Richard Abadie, PwC Global Head of Infrastructure, commenting on the Budget said: “Every additional pound of investment in infrastructure is to be welcomed in a difficult market where the construction industry is struggling from reduced activity. Infrastructure projects are long term and investments made into them also need to be long term and ongoing.
“Regrettably the announced sum is insignificant relative to the infrastructure backlog and whilst we welcome the announced £3 billion of cost-savings from various Government departments, the reality is it won’t make a significant impact on economic growth as it comprises less than 0.2% of GDP.”
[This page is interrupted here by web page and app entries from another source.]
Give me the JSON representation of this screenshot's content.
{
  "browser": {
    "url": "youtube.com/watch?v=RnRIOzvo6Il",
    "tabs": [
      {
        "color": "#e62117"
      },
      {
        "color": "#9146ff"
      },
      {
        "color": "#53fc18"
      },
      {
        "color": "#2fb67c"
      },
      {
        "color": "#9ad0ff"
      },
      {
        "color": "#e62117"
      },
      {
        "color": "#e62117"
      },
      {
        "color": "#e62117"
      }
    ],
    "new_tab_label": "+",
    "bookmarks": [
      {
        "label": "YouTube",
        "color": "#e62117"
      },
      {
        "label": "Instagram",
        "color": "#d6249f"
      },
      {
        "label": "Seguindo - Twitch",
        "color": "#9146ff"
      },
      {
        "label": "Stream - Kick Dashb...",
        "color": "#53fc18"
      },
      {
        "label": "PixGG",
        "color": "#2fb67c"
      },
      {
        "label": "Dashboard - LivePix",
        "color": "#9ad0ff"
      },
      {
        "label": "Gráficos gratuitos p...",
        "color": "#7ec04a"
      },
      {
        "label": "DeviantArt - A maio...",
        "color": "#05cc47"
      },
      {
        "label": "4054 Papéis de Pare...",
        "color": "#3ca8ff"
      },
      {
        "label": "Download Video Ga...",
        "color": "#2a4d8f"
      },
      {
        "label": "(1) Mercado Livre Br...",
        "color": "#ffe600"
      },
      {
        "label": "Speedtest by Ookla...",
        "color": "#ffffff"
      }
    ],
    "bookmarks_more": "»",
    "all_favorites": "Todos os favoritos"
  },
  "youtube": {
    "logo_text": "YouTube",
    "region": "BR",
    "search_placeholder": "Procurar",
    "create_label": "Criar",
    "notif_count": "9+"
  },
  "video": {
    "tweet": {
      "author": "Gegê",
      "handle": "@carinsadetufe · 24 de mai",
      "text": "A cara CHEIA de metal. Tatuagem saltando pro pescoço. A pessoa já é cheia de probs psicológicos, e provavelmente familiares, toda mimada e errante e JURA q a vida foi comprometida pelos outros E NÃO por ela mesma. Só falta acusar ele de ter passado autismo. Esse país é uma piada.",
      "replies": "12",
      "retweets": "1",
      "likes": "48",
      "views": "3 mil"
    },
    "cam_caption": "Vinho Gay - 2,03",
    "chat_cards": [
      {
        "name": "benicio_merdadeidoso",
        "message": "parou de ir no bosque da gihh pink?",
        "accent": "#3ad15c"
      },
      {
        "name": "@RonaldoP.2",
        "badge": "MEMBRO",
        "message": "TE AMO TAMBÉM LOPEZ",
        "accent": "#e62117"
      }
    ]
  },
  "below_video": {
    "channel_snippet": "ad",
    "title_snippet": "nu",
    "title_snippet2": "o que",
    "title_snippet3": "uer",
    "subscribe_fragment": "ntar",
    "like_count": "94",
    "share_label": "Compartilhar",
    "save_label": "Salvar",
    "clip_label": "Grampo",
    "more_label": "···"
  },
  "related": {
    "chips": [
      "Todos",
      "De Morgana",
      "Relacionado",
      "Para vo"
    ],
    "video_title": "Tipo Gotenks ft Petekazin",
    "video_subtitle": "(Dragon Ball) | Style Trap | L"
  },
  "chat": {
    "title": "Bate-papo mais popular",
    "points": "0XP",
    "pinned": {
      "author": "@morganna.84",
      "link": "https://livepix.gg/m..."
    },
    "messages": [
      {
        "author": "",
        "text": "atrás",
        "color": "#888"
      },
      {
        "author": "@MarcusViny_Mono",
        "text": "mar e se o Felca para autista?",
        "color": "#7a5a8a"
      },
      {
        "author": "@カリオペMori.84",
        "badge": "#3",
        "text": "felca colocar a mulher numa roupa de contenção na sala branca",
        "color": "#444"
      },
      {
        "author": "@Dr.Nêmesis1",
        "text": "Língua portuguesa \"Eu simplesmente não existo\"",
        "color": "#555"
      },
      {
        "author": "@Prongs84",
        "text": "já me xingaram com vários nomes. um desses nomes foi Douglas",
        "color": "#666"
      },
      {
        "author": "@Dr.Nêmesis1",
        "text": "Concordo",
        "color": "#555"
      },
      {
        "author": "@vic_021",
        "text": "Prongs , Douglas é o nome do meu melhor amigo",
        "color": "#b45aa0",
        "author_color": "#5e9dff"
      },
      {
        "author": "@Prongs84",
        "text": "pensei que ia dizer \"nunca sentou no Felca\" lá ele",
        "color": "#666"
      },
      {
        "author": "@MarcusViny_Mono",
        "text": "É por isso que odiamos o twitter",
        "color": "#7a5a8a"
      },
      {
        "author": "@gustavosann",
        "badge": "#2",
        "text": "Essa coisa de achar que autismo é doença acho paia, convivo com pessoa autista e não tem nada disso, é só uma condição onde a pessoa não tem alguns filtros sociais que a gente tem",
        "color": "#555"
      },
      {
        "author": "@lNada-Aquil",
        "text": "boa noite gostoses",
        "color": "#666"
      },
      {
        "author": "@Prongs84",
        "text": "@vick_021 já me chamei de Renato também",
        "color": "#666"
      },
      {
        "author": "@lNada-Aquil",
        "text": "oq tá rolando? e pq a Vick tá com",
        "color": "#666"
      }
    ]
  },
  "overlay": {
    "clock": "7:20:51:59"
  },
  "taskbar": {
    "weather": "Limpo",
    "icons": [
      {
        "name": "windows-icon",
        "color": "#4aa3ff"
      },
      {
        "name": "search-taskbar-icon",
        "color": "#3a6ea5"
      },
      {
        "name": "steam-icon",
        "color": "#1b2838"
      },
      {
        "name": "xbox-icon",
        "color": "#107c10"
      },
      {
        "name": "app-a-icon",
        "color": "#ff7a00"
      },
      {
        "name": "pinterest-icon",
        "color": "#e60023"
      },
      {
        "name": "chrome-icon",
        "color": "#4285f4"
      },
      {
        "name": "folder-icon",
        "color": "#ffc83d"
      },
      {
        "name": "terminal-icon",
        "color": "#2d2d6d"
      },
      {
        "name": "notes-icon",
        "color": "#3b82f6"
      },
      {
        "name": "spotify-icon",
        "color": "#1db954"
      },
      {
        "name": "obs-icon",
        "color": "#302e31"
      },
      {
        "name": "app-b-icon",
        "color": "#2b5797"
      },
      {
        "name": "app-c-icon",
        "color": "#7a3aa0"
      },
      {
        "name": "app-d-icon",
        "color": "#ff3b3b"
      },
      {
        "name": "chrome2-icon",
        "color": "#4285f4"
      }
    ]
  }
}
Jonathan Hook, PwC’s Engineering & Construction leader, added: “For construction, the big news for the sector is the Chancellor’s bet on the housing market with the Help to Buy scheme. The commitment of £3.5billion to shared equity loans up to 20% coupled with £130 billion of mortgage guarantees is a big boost to the residential market. The chancellor obviously believes this a quicker and cheaper way to get an economic boost than other areas of capital spend.”
The British Property Federation welcomed the government funding increase to kick start build-to-rent schemes. The £200m made available in December’s Autumn Statement will be expanded to £1bn, and will provide equity or loan finance to support development stage finance.
Ian Fletcher, director of policy at the British Property Federation, said: “It’s encouraging the Government’s confidence in build to rent has been reciprocated and we are delighted to see that the equity funding was heavily oversubscribed. Working in partnership with Government the sector should deliver an exciting and quality array of homes for renters.”